Here I am thinking specifically of Jeep, who used to come out with a new special edition every few months, presumably whenever a supplier offered them a deal. The conversations, I imagine, would go like this:
Supplier: We accidentally made 86 square alloy wheels!
Chrysler: That's OK! We will create a highly sought-after 21-unit run of the Grand Cherokee Square Wheels Edition!
Supplier: But that's only 84 wheels!
Chrysler: That's OK! We will create a highly sought after 1-unit run of the Grand Cherokee Half Square Wheels And Half Round Wheels Edition!
And so it went.

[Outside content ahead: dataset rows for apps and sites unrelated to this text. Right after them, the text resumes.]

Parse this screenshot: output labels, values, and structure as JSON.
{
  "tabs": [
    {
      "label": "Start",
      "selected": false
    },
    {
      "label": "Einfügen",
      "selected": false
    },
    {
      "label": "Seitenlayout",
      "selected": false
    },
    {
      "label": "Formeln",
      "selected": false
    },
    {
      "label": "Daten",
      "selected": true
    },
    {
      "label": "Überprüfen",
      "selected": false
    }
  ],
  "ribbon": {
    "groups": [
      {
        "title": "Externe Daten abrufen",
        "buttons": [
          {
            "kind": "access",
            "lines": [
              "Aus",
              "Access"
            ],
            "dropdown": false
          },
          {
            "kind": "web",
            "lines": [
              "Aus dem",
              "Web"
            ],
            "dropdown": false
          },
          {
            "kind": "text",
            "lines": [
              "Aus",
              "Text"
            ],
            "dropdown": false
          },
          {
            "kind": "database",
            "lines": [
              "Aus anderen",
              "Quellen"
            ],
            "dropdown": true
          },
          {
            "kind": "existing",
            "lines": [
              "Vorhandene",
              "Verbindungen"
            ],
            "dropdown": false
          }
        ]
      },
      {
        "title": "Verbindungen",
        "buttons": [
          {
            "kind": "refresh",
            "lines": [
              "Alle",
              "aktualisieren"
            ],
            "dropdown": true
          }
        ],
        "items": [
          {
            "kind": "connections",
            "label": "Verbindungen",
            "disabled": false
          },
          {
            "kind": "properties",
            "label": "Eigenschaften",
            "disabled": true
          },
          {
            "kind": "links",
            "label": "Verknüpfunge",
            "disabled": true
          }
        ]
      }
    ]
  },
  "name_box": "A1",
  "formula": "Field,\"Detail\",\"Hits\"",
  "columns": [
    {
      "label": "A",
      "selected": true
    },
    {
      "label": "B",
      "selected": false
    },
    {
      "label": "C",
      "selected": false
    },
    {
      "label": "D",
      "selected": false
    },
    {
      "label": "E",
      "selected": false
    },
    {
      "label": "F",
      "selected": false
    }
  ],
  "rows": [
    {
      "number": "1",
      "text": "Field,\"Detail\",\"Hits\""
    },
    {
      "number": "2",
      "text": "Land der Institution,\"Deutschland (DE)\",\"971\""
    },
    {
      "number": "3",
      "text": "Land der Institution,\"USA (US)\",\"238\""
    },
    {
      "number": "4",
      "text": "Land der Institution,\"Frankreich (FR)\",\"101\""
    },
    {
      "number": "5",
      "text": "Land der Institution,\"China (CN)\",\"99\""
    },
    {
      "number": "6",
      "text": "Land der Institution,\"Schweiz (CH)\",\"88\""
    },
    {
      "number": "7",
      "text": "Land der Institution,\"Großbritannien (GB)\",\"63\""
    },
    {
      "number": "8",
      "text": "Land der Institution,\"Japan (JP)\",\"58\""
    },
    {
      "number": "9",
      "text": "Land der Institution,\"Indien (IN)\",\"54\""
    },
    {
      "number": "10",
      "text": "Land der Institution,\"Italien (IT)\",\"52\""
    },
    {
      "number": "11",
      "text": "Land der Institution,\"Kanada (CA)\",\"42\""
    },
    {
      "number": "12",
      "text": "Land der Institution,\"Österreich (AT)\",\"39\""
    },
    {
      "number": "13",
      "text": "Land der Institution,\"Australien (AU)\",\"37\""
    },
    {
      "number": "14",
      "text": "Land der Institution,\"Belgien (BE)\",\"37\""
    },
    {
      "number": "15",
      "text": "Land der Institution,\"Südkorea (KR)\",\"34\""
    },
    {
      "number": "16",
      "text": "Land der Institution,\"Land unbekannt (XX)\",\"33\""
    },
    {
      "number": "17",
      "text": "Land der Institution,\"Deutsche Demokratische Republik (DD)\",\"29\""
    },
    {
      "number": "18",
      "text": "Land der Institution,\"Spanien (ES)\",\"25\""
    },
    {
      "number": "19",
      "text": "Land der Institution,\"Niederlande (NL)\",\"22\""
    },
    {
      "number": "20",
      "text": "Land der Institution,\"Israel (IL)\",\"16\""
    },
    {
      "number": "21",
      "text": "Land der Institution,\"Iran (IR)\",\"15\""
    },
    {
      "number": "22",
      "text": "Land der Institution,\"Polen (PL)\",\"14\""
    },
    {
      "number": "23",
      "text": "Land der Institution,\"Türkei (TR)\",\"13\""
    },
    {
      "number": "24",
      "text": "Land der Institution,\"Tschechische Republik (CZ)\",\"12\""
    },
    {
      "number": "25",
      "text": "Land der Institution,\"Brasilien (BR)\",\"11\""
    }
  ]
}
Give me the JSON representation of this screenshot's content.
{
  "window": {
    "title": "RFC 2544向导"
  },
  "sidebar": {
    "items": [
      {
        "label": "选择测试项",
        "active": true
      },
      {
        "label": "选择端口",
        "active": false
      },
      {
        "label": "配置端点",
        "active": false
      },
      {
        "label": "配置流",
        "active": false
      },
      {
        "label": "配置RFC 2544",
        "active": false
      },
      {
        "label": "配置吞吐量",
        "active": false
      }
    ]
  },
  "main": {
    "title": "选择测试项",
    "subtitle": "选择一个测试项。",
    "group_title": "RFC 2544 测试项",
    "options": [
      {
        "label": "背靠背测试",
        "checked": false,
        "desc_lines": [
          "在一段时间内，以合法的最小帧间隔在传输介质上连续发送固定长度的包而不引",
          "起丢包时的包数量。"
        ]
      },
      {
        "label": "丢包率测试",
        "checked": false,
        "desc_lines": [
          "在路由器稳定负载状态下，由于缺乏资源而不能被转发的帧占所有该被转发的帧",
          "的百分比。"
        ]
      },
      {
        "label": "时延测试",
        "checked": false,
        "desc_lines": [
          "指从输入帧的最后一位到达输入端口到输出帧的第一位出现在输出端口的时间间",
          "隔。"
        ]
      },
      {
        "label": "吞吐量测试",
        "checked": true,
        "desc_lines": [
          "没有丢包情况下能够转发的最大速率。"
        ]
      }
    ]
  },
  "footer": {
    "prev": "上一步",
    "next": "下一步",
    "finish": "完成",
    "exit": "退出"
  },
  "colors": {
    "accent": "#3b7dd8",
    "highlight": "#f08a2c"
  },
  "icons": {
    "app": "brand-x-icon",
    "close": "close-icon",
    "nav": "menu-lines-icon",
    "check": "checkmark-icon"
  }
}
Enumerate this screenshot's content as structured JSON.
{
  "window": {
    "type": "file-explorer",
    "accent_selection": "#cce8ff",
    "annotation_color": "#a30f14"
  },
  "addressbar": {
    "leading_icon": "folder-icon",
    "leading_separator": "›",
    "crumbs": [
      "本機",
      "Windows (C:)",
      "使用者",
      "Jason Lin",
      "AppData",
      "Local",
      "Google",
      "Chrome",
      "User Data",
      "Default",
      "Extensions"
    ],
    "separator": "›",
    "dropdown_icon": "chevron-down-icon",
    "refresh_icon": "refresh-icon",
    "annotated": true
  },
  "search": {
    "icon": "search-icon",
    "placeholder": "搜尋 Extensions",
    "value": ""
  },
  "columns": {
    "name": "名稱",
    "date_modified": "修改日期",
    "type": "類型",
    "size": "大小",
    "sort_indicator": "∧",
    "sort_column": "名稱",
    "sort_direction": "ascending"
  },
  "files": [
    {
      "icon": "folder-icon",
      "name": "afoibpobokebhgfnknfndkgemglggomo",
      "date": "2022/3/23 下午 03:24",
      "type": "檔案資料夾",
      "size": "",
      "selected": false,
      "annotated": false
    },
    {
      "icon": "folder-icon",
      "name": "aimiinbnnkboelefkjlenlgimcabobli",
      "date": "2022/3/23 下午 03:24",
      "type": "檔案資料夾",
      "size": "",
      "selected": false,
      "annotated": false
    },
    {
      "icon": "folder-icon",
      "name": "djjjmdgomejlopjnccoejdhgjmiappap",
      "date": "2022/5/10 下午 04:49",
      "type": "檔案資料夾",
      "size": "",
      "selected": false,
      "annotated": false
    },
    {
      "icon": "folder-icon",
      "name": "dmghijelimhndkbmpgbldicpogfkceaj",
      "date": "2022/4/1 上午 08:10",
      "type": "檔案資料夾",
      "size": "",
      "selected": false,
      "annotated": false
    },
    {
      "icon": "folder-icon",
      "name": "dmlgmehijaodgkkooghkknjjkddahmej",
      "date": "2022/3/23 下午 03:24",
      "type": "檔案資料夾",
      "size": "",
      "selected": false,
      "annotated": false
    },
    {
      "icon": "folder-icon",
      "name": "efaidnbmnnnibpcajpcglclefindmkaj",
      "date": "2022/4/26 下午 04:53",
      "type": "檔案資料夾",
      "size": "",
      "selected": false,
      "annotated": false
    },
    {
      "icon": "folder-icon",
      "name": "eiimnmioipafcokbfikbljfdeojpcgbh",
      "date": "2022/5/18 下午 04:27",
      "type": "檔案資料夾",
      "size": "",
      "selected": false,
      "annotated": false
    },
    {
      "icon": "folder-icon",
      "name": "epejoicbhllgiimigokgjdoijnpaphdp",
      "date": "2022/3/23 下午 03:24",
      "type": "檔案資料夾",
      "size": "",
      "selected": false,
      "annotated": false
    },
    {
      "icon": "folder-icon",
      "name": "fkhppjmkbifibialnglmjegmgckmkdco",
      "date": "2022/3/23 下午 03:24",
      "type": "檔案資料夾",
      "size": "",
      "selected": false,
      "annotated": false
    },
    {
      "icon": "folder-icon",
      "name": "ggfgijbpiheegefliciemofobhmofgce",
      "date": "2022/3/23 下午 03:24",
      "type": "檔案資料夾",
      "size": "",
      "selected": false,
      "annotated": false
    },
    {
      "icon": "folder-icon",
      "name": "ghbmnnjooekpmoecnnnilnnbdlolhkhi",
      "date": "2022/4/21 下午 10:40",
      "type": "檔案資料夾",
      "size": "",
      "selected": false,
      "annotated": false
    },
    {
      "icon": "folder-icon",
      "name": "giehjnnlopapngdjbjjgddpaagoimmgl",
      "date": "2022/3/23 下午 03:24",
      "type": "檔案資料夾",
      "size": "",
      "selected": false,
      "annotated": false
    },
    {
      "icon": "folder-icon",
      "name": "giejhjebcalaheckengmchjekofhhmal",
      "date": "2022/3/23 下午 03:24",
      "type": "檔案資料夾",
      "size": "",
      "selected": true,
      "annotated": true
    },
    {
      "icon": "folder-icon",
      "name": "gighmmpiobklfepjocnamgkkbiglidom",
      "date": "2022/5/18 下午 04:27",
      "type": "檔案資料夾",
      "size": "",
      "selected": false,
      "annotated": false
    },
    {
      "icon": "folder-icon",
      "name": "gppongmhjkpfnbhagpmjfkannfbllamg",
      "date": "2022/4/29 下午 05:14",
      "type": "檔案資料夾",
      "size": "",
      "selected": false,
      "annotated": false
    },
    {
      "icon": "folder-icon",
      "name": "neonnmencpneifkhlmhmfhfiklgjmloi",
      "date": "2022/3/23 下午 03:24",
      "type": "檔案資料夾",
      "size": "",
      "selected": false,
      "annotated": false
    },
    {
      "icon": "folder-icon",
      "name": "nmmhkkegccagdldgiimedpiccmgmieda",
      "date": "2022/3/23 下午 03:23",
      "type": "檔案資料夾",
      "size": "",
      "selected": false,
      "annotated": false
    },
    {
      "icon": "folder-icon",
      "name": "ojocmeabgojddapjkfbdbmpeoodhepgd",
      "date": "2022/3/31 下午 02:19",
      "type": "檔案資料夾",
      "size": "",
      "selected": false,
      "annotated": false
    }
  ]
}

My favorite example of this came in 2006, when Jeep offered a "65th Anniversary Edition" of every model in its lineup, which, when you really think about it, was sort of a celebration of America getting involved in World War II. Anyway: I had a friend who was searching for cars back then, and she was trying to decide between the Toyota RAV4, which was excellent, the Honda CR-V, which was excellent, or the Jeep Liberty, which was in its fifth year and starting to show its age. For example: while the RAV4 and CR-V offered a long list of desirable equipment and options, the Liberty primarily featured road noise.
Of course, she chose the Liberty, primarily because the local Jeep dealer had her convinced that the 65th Anniversary Edition was tremendously special and it would, someday, appreciate in value. There will only be one 65th anniversary, they told her. Never mind the fact that the anniversary edition was limited to fender badging and unique seat covers. She had to have it. So much that she paid sticker.
Now, at this point, you might be wondering: Doug, are you finally going to get on with your column and quit naming stupid special editions? And the answer is: no. There was the Porsche 911 Black Edition, the Ford Taurus 100th Anniversary Edition, the Lexus RX350 Pebble Beach Edition, the Lincoln Aviator Kitty Hawk Edition, the Toyota Tundra 1794 Edition, the Volvo XC90 Ocean Race Edition, and the Buick Regal Joseph Abboud Limited Edition. There were also several special edition Bugatti Veyrons, including the Sang Bleu, the Pur Sang, the L'Or Blanc, the Grand Sport, and the Go F*** Yourself, I'm Richer Than You.
Now, I must admit that I'm not totally against special editions, because some of them are pretty cool. Here I am thinking of the Volkswagen Jetta Trek, which included a mountain bike, and the Lexus LS400 Coach Edition, which came with a set of luggage. Unfortunately, you'd never know this if you bought one used, because both of those items are still sitting in the original owner's garage.
But I think that, going forward, there should be a ban on special editions unless there's really something to celebrate – because otherwise, they just aren't that special. No, Lincoln, "something to celebrate" does not include getting a deal on walnut steering wheels from your supplier. However: the 97th anniversary of Lincoln is coming up, and I think I speak for everyone when I say this sort of momentous event should warrant a 500-horsepower MKZ. With a manual transmission. And a certificate of authenticity.
@DougDeMuro is the author of Plays With Cars. He owned an E63 AMG wagon and once tried to evade police at the Tail of the Dragon using a pontoon boat. (It didn't work.) He worked as a manager for Porsche Cars North America before quitting to become a writer, largely because it meant he no longer had to wear pants. Also, he wrote this entire bio himself in the third person.